> _WHAT YOU WILL DO_:
Without changing a single word, write out every entry.

....

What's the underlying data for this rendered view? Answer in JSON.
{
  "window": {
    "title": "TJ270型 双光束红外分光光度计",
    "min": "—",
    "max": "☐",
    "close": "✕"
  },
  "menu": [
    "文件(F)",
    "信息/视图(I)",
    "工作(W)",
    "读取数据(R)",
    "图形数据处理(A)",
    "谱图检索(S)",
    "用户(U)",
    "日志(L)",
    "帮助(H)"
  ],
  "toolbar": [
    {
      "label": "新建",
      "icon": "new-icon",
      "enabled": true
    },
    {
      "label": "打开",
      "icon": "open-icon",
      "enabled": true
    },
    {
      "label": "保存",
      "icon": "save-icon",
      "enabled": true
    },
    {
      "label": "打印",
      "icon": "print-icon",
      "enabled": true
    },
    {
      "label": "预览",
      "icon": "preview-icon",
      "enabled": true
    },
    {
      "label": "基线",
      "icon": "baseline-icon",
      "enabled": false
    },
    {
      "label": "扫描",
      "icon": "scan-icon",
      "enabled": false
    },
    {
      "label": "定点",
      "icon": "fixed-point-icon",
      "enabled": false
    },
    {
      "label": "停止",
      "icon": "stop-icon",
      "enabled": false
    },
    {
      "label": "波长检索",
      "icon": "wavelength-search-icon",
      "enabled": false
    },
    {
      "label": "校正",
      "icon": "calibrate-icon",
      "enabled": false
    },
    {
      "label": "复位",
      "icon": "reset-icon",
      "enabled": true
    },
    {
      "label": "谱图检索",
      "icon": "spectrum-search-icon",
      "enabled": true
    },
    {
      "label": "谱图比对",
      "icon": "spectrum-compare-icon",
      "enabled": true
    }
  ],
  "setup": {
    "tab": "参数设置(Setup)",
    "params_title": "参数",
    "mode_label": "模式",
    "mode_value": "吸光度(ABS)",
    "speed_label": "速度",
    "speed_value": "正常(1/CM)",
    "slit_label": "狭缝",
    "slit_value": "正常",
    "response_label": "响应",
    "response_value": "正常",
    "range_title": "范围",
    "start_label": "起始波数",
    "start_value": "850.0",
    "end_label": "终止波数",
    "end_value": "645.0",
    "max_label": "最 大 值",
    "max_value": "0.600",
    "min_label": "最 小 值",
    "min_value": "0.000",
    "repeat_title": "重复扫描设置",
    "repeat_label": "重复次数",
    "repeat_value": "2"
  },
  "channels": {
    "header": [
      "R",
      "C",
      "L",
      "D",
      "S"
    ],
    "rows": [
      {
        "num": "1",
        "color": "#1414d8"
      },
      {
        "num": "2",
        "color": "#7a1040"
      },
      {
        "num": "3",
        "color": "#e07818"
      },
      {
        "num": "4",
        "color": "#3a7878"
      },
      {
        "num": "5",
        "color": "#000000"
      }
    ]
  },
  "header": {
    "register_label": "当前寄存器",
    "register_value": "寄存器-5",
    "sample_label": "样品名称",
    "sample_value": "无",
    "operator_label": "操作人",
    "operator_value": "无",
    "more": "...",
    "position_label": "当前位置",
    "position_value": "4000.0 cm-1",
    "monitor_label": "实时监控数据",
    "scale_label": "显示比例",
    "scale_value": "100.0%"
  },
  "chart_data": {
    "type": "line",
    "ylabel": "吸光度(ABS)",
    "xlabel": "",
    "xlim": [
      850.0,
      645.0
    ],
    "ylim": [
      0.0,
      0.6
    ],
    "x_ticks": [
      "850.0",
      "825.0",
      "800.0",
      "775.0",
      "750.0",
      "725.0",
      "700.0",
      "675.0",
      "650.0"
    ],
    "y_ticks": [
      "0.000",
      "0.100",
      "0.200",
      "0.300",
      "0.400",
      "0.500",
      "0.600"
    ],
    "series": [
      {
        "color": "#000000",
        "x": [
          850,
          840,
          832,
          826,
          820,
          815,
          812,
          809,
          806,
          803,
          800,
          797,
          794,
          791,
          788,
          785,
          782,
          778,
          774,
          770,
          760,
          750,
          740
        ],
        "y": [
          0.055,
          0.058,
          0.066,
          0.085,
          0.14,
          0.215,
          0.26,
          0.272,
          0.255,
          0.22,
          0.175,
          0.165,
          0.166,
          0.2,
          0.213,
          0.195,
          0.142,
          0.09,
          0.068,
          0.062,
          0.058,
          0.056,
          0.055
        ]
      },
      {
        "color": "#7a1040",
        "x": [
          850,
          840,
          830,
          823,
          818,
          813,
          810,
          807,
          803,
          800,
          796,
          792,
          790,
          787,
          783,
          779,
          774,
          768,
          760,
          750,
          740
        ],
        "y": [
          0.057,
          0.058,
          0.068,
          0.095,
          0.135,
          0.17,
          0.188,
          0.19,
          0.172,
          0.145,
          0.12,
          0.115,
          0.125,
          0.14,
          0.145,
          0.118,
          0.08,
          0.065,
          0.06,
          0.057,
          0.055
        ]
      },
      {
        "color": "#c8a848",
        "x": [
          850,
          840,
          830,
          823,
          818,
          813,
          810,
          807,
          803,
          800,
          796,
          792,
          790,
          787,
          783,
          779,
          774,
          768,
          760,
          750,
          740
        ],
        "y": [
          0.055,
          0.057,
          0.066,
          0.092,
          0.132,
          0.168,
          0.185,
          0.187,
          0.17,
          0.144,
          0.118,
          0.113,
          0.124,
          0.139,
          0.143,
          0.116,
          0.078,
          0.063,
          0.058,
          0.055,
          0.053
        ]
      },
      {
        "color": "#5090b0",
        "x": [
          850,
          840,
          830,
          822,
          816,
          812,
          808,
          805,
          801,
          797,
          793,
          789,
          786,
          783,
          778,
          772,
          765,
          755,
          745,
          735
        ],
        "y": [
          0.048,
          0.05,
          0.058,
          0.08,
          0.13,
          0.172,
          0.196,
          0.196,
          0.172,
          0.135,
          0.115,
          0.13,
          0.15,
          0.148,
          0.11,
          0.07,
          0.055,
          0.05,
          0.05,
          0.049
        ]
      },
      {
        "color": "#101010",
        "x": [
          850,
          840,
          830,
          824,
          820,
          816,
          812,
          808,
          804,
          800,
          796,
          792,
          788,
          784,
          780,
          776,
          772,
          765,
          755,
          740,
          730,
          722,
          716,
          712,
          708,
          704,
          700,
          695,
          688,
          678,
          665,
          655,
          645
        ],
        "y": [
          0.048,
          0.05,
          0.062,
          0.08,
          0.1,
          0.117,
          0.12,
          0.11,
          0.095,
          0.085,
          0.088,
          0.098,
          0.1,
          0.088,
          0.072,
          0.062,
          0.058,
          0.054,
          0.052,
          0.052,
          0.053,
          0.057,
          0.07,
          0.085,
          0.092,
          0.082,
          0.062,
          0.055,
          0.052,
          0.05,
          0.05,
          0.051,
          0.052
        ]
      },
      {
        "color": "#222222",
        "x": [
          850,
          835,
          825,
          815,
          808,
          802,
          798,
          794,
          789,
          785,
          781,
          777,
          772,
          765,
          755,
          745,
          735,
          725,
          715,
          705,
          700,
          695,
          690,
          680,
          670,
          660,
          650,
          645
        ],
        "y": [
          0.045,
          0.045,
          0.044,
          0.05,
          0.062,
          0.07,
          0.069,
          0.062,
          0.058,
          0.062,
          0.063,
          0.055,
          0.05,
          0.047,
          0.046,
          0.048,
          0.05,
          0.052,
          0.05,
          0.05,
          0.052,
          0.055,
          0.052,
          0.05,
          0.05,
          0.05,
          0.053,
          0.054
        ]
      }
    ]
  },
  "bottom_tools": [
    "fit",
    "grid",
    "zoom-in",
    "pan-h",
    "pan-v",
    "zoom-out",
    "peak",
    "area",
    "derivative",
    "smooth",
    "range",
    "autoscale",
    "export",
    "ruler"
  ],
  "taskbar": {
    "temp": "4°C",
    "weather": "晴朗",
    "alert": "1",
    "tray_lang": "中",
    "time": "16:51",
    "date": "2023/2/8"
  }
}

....

> _SOLUTION BELOW_:
What's the underlying data for this rendered view? Answer in JSON.
{
  "window": {
    "title": "TJ270型 双光束红外分光光度计",
    "min": "—",
    "max": "☐",
    "close": "✕"
  },
  "menu": [
    "文件(F)",
    "信息/视图(I)",
    "工作(W)",
    "读取数据(R)",
    "图形数据处理(A)",
    "谱图检索(S)",
    "用户(U)",
    "日志(L)",
    "帮助(H)"
  ],
  "toolbar": [
    {
      "label": "新建",
      "icon": "new-icon",
      "enabled": true
    },
    {
      "label": "打开",
      "icon": "open-icon",
      "enabled": true
    },
    {
      "label": "保存",
      "icon": "save-icon",
      "enabled": true
    },
    {
      "label": "打印",
      "icon": "print-icon",
      "enabled": true
    },
    {
      "label": "预览",
      "icon": "preview-icon",
      "enabled": true
    },
    {
      "label": "基线",
      "icon": "baseline-icon",
      "enabled": false
    },
    {
      "label": "扫描",
      "icon": "scan-icon",
      "enabled": false
    },
    {
      "label": "定点",
      "icon": "fixed-point-icon",
      "enabled": false
    },
    {
      "label": "停止",
      "icon": "stop-icon",
      "enabled": false
    },
    {
      "label": "波长检索",
      "icon": "wavelength-search-icon",
      "enabled": false
    },
    {
      "label": "校正",
      "icon": "calibrate-icon",
      "enabled": false
    },
    {
      "label": "复位",
      "icon": "reset-icon",
      "enabled": true
    },
    {
      "label": "谱图检索",
      "icon": "spectrum-search-icon",
      "enabled": true
    },
    {
      "label": "谱图比对",
      "icon": "spectrum-compare-icon",
      "enabled": true
    }
  ],
  "setup": {
    "tab": "参数设置(Setup)",
    "params_title": "参数",
    "mode_label": "模式",
    "mode_value": "吸光度(ABS)",
    "speed_label": "速度",
    "speed_value": "正常(1/CM)",
    "slit_label": "狭缝",
    "slit_value": "正常",
    "response_label": "响应",
    "response_value": "正常",
    "range_title": "范围",
    "start_label": "起始波数",
    "start_value": "850.0",
    "end_label": "终止波数",
    "end_value": "645.0",
    "max_label": "最 大 值",
    "max_value": "0.600",
    "min_label": "最 小 值",
    "min_value": "0.000",
    "repeat_title": "重复扫描设置",
    "repeat_label": "重复次数",
    "repeat_value": "2"
  },
  "channels": {
    "header": [
      "R",
      "C",
      "L",
      "D",
      "S"
    ],
    "rows": [
      {
        "num": "1",
        "color": "#1414d8"
      },
      {
        "num": "2",
        "color": "#7a1040"
      },
      {
        "num": "3",
        "color": "#e07818"
      },
      {
        "num": "4",
        "color": "#3a7878"
      },
      {
        "num": "5",
        "color": "#000000"
      }
    ]
  },
  "header": {
    "register_label": "当前寄存器",
    "register_value": "寄存器-5",
    "sample_label": "样品名称",
    "sample_value": "无",
    "operator_label": "操作人",
    "operator_value": "无",
    "more": "...",
    "position_label": "当前位置",
    "position_value": "4000.0 cm-1",
    "monitor_label": "实时监控数据",
    "scale_label": "显示比例",
    "scale_value": "100.0%"
  },
  "chart_data": {
    "type": "line",
    "ylabel": "吸光度(ABS)",
    "xlabel": "",
    "xlim": [
      850.0,
      645.0
    ],
    "ylim": [
      0.0,
      0.6
    ],
    "x_ticks": [
      "850.0",
      "825.0",
      "800.0",
      "775.0",
      "750.0",
      "725.0",
      "700.0",
      "675.0",
      "650.0"
    ],
    "y_ticks": [
      "0.000",
      "0.100",
      "0.200",
      "0.300",
      "0.400",
      "0.500",
      "0.600"
    ],
    "series": [
      {
        "color": "#000000",
        "x": [
          850,
          840,
          832,
          826,
          820,
          815,
          812,
          809,
          806,
          803,
          800,
          797,
          794,
          791,
          788,
          785,
          782,
          778,
          774,
          770,
          760,
          750,
          740
        ],
        "y": [
          0.055,
          0.058,
          0.066,
          0.085,
          0.14,
          0.215,
          0.26,
          0.272,
          0.255,
          0.22,
          0.175,
          0.165,
          0.166,
          0.2,
          0.213,
          0.195,
          0.142,
          0.09,
          0.068,
          0.062,
          0.058,
          0.056,
          0.055
        ]
      },
      {
        "color": "#7a1040",
        "x": [
          850,
          840,
          830,
          823,
          818,
          813,
          810,
          807,
          803,
          800,
          796,
          792,
          790,
          787,
          783,
          779,
          774,
          768,
          760,
          750,
          740
        ],
        "y": [
          0.057,
          0.058,
          0.068,
          0.095,
          0.135,
          0.17,
          0.188,
          0.19,
          0.172,
          0.145,
          0.12,
          0.115,
          0.125,
          0.14,
          0.145,
          0.118,
          0.08,
          0.065,
          0.06,
          0.057,
          0.055
        ]
      },
      {
        "color": "#c8a848",
        "x": [
          850,
          840,
          830,
          823,
          818,
          813,
          810,
          807,
          803,
          800,
          796,
          792,
          790,
          787,
          783,
          779,
          774,
          768,
          760,
          750,
          740
        ],
        "y": [
          0.055,
          0.057,
          0.066,
          0.092,
          0.132,
          0.168,
          0.185,
          0.187,
          0.17,
          0.144,
          0.118,
          0.113,
          0.124,
          0.139,
          0.143,
          0.116,
          0.078,
          0.063,
          0.058,
          0.055,
          0.053
        ]
      },
      {
        "color": "#5090b0",
        "x": [
          850,
          840,
          830,
          822,
          816,
          812,
          808,
          805,
          801,
          797,
          793,
          789,
          786,
          783,
          778,
          772,
          765,
          755,
          745,
          735
        ],
        "y": [
          0.048,
          0.05,
          0.058,
          0.08,
          0.13,
          0.172,
          0.196,
          0.196,
          0.172,
          0.135,
          0.115,
          0.13,
          0.15,
          0.148,
          0.11,
          0.07,
          0.055,
          0.05,
          0.05,
          0.049
        ]
      },
      {
        "color": "#101010",
        "x": [
          850,
          840,
          830,
          824,
          820,
          816,
          812,
          808,
          804,
          800,
          796,
          792,
          788,
          784,
          780,
          776,
          772,
          765,
          755,
          740,
          730,
          722,
          716,
          712,
          708,
          704,
          700,
          695,
          688,
          678,
          665,
          655,
          645
        ],
        "y": [
          0.048,
          0.05,
          0.062,
          0.08,
          0.1,
          0.117,
          0.12,
          0.11,
          0.095,
          0.085,
          0.088,
          0.098,
          0.1,
          0.088,
          0.072,
          0.062,
          0.058,
          0.054,
          0.052,
          0.052,
          0.053,
          0.057,
          0.07,
          0.085,
          0.092,
          0.082,
          0.062,
          0.055,
          0.052,
          0.05,
          0.05,
          0.051,
          0.052
        ]
      },
      {
        "color": "#222222",
        "x": [
          850,
          835,
          825,
          815,
          808,
          802,
          798,
          794,
          789,
          785,
          781,
          777,
          772,
          765,
          755,
          745,
          735,
          725,
          715,
          705,
          700,
          695,
          690,
          680,
          670,
          660,
          650,
          645
        ],
        "y": [
          0.045,
          0.045,
          0.044,
          0.05,
          0.062,
          0.07,
          0.069,
          0.062,
          0.058,
          0.062,
          0.063,
          0.055,
          0.05,
          0.047,
          0.046,
          0.048,
          0.05,
          0.052,
          0.05,
          0.05,
          0.052,
          0.055,
          0.052,
          0.05,
          0.05,
          0.05,
          0.053,
          0.054
        ]
      }
    ]
  },
  "bottom_tools": [
    "fit",
    "grid",
    "zoom-in",
    "pan-h",
    "pan-v",
    "zoom-out",
    "peak",
    "area",
    "derivative",
    "smooth",
    "range",
    "autoscale",
    "export",
    "ruler"
  ],
  "taskbar": {
    "temp": "4°C",
    "weather": "晴朗",
    "alert": "1",
    "tray_lang": "中",
    "time": "16:51",
    "date": "2023/2/8"
  }
}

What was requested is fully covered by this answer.